Failures of Marriage in Sea of Love (The Love of Men, the Respect of Women)
This link between the woman's unacknowledged capacity for experience and the failure of her marriage suggests for me that the films of this genre can function as comments on the genre that Stanley Cavell has called the melodrama of the unknown woman.8 Stella Dallas, Gaslight, and Now, Voyager, among others, depict women's claim to existence apart from marriage, and their arrival at a state of self-understanding from which they cannot tell men about their own existence.9 To be sure, the murderous violence of the "unmarried woman" genre is one sign that these genres will not match up exactly. But the genres differ mainly in their diagnoses of the male exclusion of women. Whereas the melodramas locate exclusion in a masculine privacy that women may not enter, the films I have chosen to talk about identify a male practice aimed more aggressively

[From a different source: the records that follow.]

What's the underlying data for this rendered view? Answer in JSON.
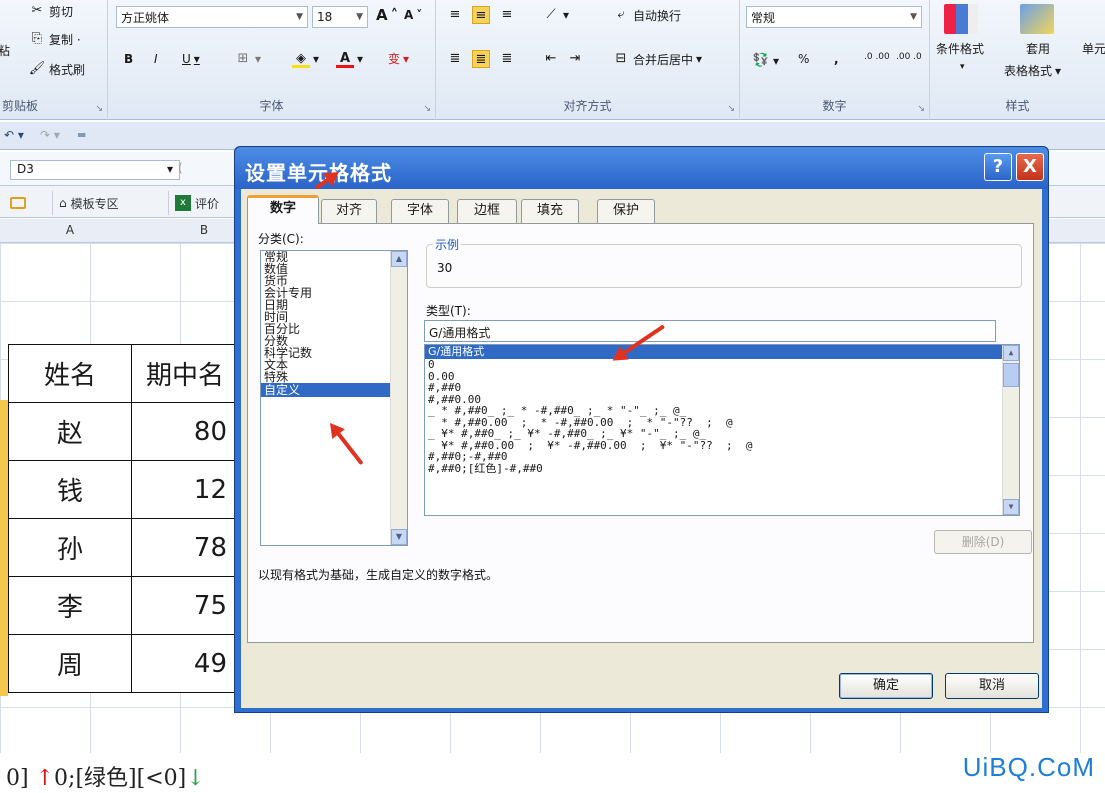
{
  "ribbon": {
    "clipboard": {
      "paste": "粘",
      "cut": "剪切",
      "copy": "复制 ·",
      "format_painter": "格式刷",
      "label": "剪贴板"
    },
    "font": {
      "name": "方正姚体",
      "size": "18",
      "grow": "A",
      "shrink": "A",
      "bold": "B",
      "italic": "I",
      "underline": "U",
      "wen": "变",
      "label": "字体"
    },
    "align": {
      "wrap": "自动换行",
      "merge": "合并后居中",
      "label": "对齐方式"
    },
    "number": {
      "format": "常规",
      "percent": "%",
      "comma": ",",
      "inc": ".0 .00",
      "dec": ".00 .0",
      "label": "数字"
    },
    "styles": {
      "cond": "条件格式",
      "table1": "套用",
      "table2": "表格格式",
      "cell": "单元",
      "label": "样式"
    }
  },
  "formula_bar": {
    "name_box": "D3",
    "fx": "("
  },
  "doc_tabs": {
    "template": "模板专区",
    "eval": "评价"
  },
  "columns": [
    "A",
    "B"
  ],
  "table": {
    "header": [
      "姓名",
      "期中名"
    ],
    "rows": [
      {
        "name": "赵",
        "score": "80"
      },
      {
        "name": "钱",
        "score": "12"
      },
      {
        "name": "孙",
        "score": "78"
      },
      {
        "name": "李",
        "score": "75"
      },
      {
        "name": "周",
        "score": "49"
      }
    ]
  },
  "bottom_formula": {
    "p1": "0]",
    "up": "↑",
    "p2": "0;[绿色][<0]",
    "down": "↓"
  },
  "watermark": "UiBQ.CoM",
  "dialog": {
    "title": "设置单元格格式",
    "help": "?",
    "close": "X",
    "tabs": [
      "数字",
      "对齐",
      "字体",
      "边框",
      "填充",
      "保护"
    ],
    "category_label": "分类(C):",
    "categories": [
      "常规",
      "数值",
      "货币",
      "会计专用",
      "日期",
      "时间",
      "百分比",
      "分数",
      "科学记数",
      "文本",
      "特殊",
      "自定义"
    ],
    "selected_category": "自定义",
    "sample_label": "示例",
    "sample_value": "30",
    "type_label": "类型(T):",
    "type_value": "G/通用格式",
    "formats": [
      "G/通用格式",
      "0",
      "0.00",
      "#,##0",
      "#,##0.00",
      "_ * #,##0_ ;_ * -#,##0_ ;_ * \"-\"_ ;_ @_",
      "_ * #,##0.00_ ;_ * -#,##0.00_ ;_ * \"-\"??_ ;_ @_",
      "_ ¥* #,##0_ ;_ ¥* -#,##0_ ;_ ¥* \"-\"_ ;_ @_",
      "_ ¥* #,##0.00_ ;_ ¥* -#,##0.00_ ;_ ¥* \"-\"??_ ;_ @_",
      "#,##0;-#,##0",
      "#,##0;[红色]-#,##0"
    ],
    "delete_btn": "删除(D)",
    "description": "以现有格式为基础，生成自定义的数字格式。",
    "ok": "确定",
    "cancel": "取消"
  }
}
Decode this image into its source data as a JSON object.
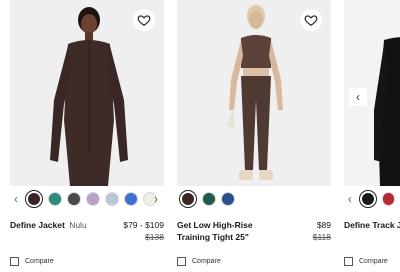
{
  "products": [
    {
      "name": "Define Jacket",
      "subtitle": "Nulu",
      "price": "$79 - $109",
      "was_price": "$138",
      "swatches": [
        "#3b2624",
        "#2e8a7c",
        "#4a4a4a",
        "#b6a1c9",
        "#b9c7d6",
        "#3f6fcf",
        "#efefe7"
      ]
    },
    {
      "name": "Get Low High-Rise Training Tight 25\"",
      "subtitle": "",
      "price": "$89",
      "was_price": "$118",
      "swatches": [
        "#3b2624",
        "#1f5c4a",
        "#2d4f8f"
      ]
    },
    {
      "name": "Define Track Jac",
      "subtitle": "",
      "price": "",
      "was_price": "",
      "swatches": [
        "#1a1a1a",
        "#b52a35",
        "#c9333b"
      ]
    }
  ],
  "compare_label": "Compare",
  "colors": {
    "jacket": "#3e2a27",
    "tank": "#5a4238",
    "black_jacket": "#111111"
  },
  "icons": {
    "favorite": "heart-icon",
    "prev": "chevron-left-icon",
    "next": "chevron-right-icon"
  }
}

robbed the bank to pay for his lover's sex-change surgery, as if to create a woman who can be the true object of his desire. The woman-to-be of Dog Day Afternoon works as the offstage but necessary motor of its plot, much as Helen, a placeholder for her husband's desires and Frank's, motivates both the narrative of Sea of Love and its male spectator's interest, so that on all counts the pattern of desire can pretend to be aiming at its appropriate target.